President Obama’s historic charge to Congress to authorize his use of force against Bashar al-Assad will, undoubtedly, prove to be one of the most consequential foreign policy decisions of his presidency. The decision, hailed by supporters as a prudent shift away from unchecked presidential war powers and criticized by detractors as yet another charge to the indictment of President Obama’s ineffectual leadership. Leaving aside, for a moment, the constitutional, historical, and geopolitical significance of the President’s decision to seek congressional authorization for war, one cannot underestimate the potency of this move as a political stratagem. President Obama, as he seeks to turn the douse the blood-red fires of civil war raging in Syria, has ignited the flame of internecine warfare within the Republican Party.
Since their 2008 electoral humiliation, the Republican Party has been declared dead almost monthly. Countless “autopsies” and trips to the political wilderness have revealed, time and again, that the GOP is a deeply fragmented party. It has not yet been so fragmented, however, to splinter. Wall Street tycoons, evangelical preachers, and Tea Party patriots were able to band together, despite the hatred surely flowing amongst them, in last November’s disappointing attempt to dethrone their arch-nemesis. Democrats, sensing opportunity, have tried repeatedly to fracture what seemed almost broken, pursuing issues such as gay marriage and immigration reform in an attempt to turn Republicans against each other. In large measure, they have failed.
Now, by demanding military action against the nefarious Syrian regime, President Obama may finally have placed the final straw on the camel’s — or, in the case, the elephant’s — back. By laying out a methodical, convincing, and morally evocative case for intervention, the Obama administration has separated the old bulls of the Republican Party from the antediluvian isolations who occupy its right flank. There are, of course, the usual suspects; Senators John McCain and Lindsey Graham, the last of the Cold Warriors, would leap at the chance to invade nearly almost nation between Turkey and Japan. But, then again, McCain and Graham have been a reasonably reliable source of foreign policy sanity within the Obama Era GOP, with immense political statures and “maverick” reputations that allow them these heretical descents into real-world analysis of geopolitical issues.

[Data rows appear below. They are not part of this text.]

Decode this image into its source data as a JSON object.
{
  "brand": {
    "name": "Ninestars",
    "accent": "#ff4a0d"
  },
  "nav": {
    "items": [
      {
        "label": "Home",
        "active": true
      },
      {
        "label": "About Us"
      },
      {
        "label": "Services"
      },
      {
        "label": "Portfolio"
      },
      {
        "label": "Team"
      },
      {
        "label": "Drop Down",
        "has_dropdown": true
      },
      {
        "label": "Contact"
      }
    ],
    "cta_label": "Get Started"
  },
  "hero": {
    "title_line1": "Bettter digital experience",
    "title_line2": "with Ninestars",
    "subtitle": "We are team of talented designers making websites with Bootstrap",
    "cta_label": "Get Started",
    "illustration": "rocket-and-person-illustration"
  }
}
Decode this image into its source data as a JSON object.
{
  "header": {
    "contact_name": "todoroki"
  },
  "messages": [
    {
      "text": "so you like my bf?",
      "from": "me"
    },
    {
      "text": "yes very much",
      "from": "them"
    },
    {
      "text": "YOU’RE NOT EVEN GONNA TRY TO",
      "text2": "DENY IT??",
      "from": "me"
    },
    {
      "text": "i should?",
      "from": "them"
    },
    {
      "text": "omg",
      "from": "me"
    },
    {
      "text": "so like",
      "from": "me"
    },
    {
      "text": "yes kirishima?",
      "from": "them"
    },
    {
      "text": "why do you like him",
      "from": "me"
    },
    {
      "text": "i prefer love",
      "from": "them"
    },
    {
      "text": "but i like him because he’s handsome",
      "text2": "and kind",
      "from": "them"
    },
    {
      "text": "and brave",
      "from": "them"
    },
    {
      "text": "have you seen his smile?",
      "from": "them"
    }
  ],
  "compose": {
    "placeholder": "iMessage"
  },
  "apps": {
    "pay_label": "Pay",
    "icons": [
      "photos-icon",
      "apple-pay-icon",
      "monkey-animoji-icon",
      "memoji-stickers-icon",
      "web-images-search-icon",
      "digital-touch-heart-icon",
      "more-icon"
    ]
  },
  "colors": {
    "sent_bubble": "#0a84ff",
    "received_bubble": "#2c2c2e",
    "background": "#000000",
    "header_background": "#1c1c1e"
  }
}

What is more surprising than the Senators’ support is the full-throated defense of the President issued by House Speaker John Boehner and his serpentine second-in-command, Eric Cantor. Boehner and Cantor, while not necessarily figures who lurk in the shadows of the far right, have been more or less paralyzed by a large gang of House Republicans whose rabid opposition to any and all Obama initiatives makes reason an untenable position for otherwise reasonable politicians. Syria, however, seems to be the Speaker’s breaking point. He would not stand up to his caucus on immigration reform, or on a “grand bargain” to rework our nation’s fiscal future; when it comes to punishing Bashar al-Assad, however, John Boehner is not a man who will hide beneath his spray-tan. Boehner and Cantor’s support of Obama has revealed the deepest fault line within the Republican Party. On one end, standing with Boehner, Cantor, McCain, Graham, and Governer Chris Christie, are the Republicans who, at the end of the day, seek a return to the hawkish, pro-business, and governmentally useful party of Reagan and both Bushes. Despite their usual antipathy towards Barack Obama, they can now concede his legitimacy as a commander-in-chief unafraid to use the American military might they so often accuse him for ignoring.
The Republican Party standing on the other side of this fault line, populated by strikingly conservative figures such as Rand Paul and, to a certain extent, Marco Rubio, does not represent any incarnation of the GOP remotely attached to the public conception of George W. Bush or Ronald Reagan. Some are political hacks who hitched themselves (or would have hitched themselves) proudly to the 2003 invasion of Iraq but are now so opposed to Obama that their hatred has short-circuited their judgment on this historic matter; such conduct should more or less disqualify them from the American political tradition. Yet there are others whose opposition is genuine. Isolationist, libertarian, and almost fundamentally opposed to the government of the United States in the capacity in which it functions today, these new Republicans are the harbingers of the next earthquake on the American political scene. It is expected that left-wing Democrats oppose Obama’s war effort; they are, after all, consistently dovish and further to the left of the Administration. Anti-war Republicans, however, represent a shift towards conservative isolationism not seen since the days in which Woodrow Wilson’s League of Nations was defeated in the Senate by Republicans such as Henry Cabot Lodge.
This genuine splinter between Republican neocons and Republican isolationists could shred the jingoist bombast with which the GOP is used to discussing foreign policy. It is now Democrats who seem more or less united, for better or for worse, beneath the banner of American hawkishness. By annexing the Republican Party’s usual strength — unhesitating support for American intervention on the global stage — President Obama and his Democratic allies have placed the two irreconcilably disparate wings of the Republican Party in direct conflict with each other. If this Syrian intervention blossoms into something more prolonged than expected, this intra-party rift will only continue to grow.
In 2016, any mention of Syria during a Republican primary debate will, at the very least, be entertaining.
Original Author: Jacob Glick